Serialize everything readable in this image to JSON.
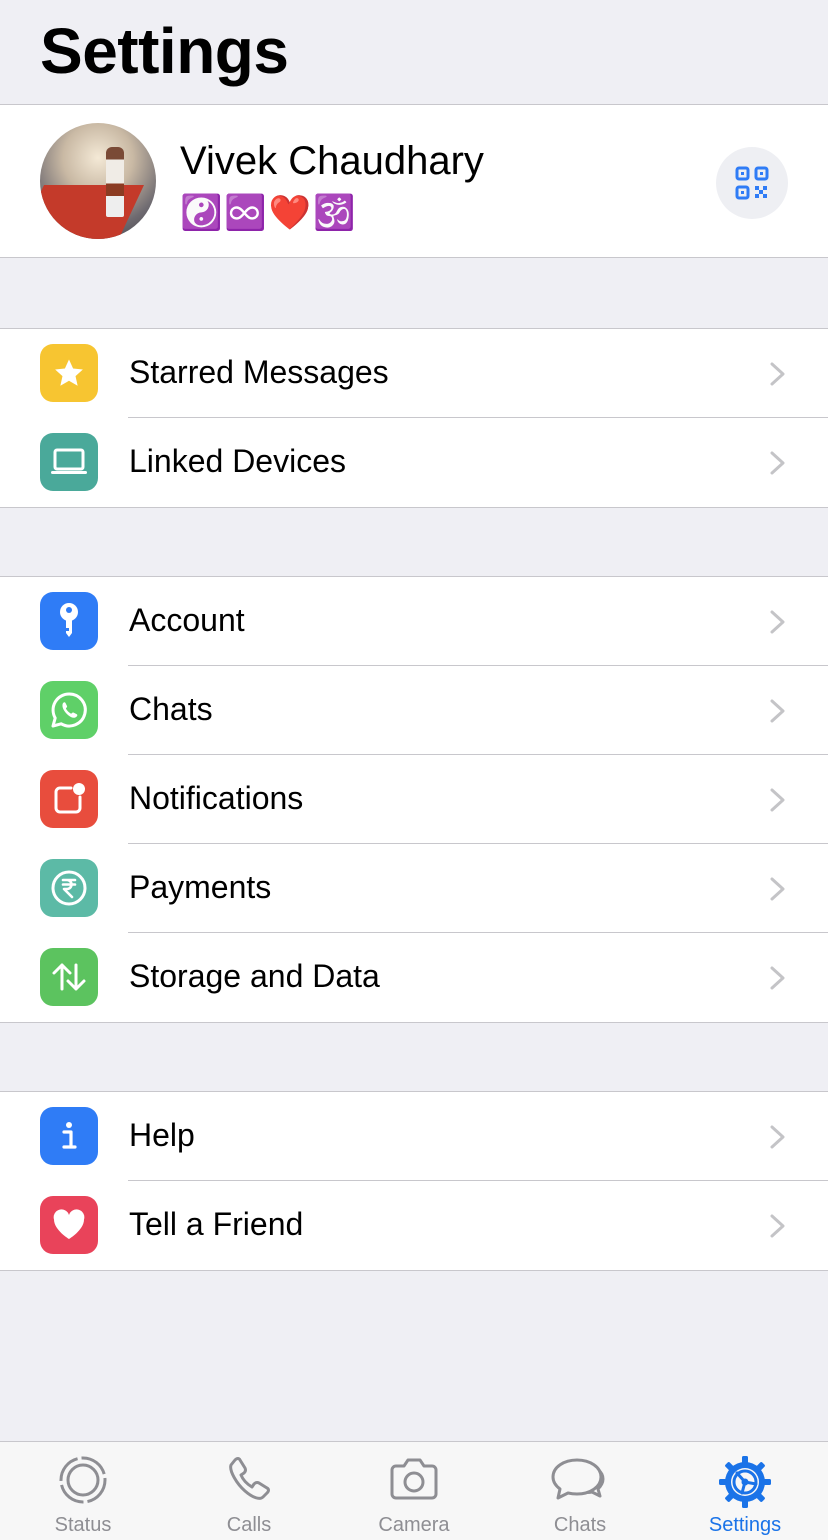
{
  "header": {
    "title": "Settings"
  },
  "profile": {
    "name": "Vivek Chaudhary",
    "status": "☯️♾️❤️🕉️"
  },
  "groups": [
    {
      "items": [
        {
          "label": "Starred Messages",
          "icon": "star-icon",
          "color": "#f7c531"
        },
        {
          "label": "Linked Devices",
          "icon": "laptop-icon",
          "color": "#4aa99a"
        }
      ]
    },
    {
      "items": [
        {
          "label": "Account",
          "icon": "key-icon",
          "color": "#2f7cf6"
        },
        {
          "label": "Chats",
          "icon": "whatsapp-icon",
          "color": "#5fd068"
        },
        {
          "label": "Notifications",
          "icon": "notification-badge-icon",
          "color": "#e84d3d"
        },
        {
          "label": "Payments",
          "icon": "rupee-icon",
          "color": "#5cbaa6"
        },
        {
          "label": "Storage and Data",
          "icon": "up-down-arrows-icon",
          "color": "#5cc35f"
        }
      ]
    },
    {
      "items": [
        {
          "label": "Help",
          "icon": "info-icon",
          "color": "#2f7cf6"
        },
        {
          "label": "Tell a Friend",
          "icon": "heart-icon",
          "color": "#e9435a"
        }
      ]
    }
  ],
  "tabbar": {
    "tabs": [
      {
        "label": "Status",
        "icon": "status-icon"
      },
      {
        "label": "Calls",
        "icon": "phone-icon"
      },
      {
        "label": "Camera",
        "icon": "camera-icon"
      },
      {
        "label": "Chats",
        "icon": "chat-bubbles-icon"
      },
      {
        "label": "Settings",
        "icon": "gear-icon",
        "active": true
      }
    ],
    "active_color": "#1a73e8",
    "inactive_color": "#8e8e93"
  }
}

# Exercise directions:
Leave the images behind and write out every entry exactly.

# Your solution:
Serialize everything readable in this image to JSON.
{
  "header": {
    "title": "Settings"
  },
  "profile": {
    "name": "Vivek Chaudhary",
    "status": "☯️♾️❤️🕉️"
  },
  "groups": [
    {
      "items": [
        {
          "label": "Starred Messages",
          "icon": "star-icon",
          "color": "#f7c531"
        },
        {
          "label": "Linked Devices",
          "icon": "laptop-icon",
          "color": "#4aa99a"
        }
      ]
    },
    {
      "items": [
        {
          "label": "Account",
          "icon": "key-icon",
          "color": "#2f7cf6"
        },
        {
          "label": "Chats",
          "icon": "whatsapp-icon",
          "color": "#5fd068"
        },
        {
          "label": "Notifications",
          "icon": "notification-badge-icon",
          "color": "#e84d3d"
        },
        {
          "label": "Payments",
          "icon": "rupee-icon",
          "color": "#5cbaa6"
        },
        {
          "label": "Storage and Data",
          "icon": "up-down-arrows-icon",
          "color": "#5cc35f"
        }
      ]
    },
    {
      "items": [
        {
          "label": "Help",
          "icon": "info-icon",
          "color": "#2f7cf6"
        },
        {
          "label": "Tell a Friend",
          "icon": "heart-icon",
          "color": "#e9435a"
        }
      ]
    }
  ],
  "tabbar": {
    "tabs": [
      {
        "label": "Status",
        "icon": "status-icon"
      },
      {
        "label": "Calls",
        "icon": "phone-icon"
      },
      {
        "label": "Camera",
        "icon": "camera-icon"
      },
      {
        "label": "Chats",
        "icon": "chat-bubbles-icon"
      },
      {
        "label": "Settings",
        "icon": "gear-icon",
        "active": true
      }
    ],
    "active_color": "#1a73e8",
    "inactive_color": "#8e8e93"
  }
}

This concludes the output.